> WORK TO BE COMPLETED
Return the count of lines in the following records that include "icon", and nothing more.

> RECORDS TO USE
^^^^

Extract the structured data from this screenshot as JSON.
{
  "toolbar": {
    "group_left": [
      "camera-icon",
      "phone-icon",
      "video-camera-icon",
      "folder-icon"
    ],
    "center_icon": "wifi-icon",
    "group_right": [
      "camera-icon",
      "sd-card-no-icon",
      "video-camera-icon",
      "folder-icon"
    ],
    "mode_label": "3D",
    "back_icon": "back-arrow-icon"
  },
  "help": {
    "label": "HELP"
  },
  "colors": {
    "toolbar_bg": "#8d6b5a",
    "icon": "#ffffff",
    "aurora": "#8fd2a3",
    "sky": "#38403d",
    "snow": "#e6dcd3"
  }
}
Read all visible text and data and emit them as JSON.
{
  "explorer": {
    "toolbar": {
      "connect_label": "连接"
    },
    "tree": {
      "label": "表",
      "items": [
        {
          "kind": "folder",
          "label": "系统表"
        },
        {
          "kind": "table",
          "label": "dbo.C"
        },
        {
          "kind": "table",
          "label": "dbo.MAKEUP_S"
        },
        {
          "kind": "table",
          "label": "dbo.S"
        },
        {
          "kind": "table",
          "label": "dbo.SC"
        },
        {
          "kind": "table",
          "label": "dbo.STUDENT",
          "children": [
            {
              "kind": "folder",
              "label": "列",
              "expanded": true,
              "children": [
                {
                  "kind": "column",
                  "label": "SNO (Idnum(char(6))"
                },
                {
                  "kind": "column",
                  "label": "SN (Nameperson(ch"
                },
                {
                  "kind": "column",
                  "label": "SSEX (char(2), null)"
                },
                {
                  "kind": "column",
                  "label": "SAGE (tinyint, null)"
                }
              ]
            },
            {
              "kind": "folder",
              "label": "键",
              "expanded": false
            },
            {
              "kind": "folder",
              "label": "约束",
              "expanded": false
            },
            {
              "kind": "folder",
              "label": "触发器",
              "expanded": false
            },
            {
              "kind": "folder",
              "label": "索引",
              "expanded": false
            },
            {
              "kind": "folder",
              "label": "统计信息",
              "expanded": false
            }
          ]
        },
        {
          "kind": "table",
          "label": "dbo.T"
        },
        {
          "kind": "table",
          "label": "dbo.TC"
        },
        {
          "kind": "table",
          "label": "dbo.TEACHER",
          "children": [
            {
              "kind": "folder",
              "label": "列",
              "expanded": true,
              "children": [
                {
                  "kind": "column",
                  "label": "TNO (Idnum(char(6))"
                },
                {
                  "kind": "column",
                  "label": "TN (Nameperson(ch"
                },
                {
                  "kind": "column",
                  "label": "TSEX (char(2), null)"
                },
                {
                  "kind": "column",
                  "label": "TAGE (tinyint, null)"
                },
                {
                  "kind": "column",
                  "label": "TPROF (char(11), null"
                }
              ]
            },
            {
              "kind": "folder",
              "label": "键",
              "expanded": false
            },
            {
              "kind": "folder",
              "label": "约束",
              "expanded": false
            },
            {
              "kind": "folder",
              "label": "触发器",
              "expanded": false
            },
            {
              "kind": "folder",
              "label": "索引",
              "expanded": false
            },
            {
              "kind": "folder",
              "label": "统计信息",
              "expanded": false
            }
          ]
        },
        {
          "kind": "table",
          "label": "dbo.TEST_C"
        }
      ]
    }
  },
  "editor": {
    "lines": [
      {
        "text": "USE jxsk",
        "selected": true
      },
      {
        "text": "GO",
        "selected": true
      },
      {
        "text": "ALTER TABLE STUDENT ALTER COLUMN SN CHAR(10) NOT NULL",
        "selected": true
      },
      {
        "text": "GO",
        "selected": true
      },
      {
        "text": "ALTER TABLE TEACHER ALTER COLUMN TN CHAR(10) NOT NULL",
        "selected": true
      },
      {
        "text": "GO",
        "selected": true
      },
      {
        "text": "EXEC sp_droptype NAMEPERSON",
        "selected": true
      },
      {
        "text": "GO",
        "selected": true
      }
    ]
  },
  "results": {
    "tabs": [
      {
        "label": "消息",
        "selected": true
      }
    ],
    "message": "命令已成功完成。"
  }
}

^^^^

> OUTPUT OF THE EXERCISE
11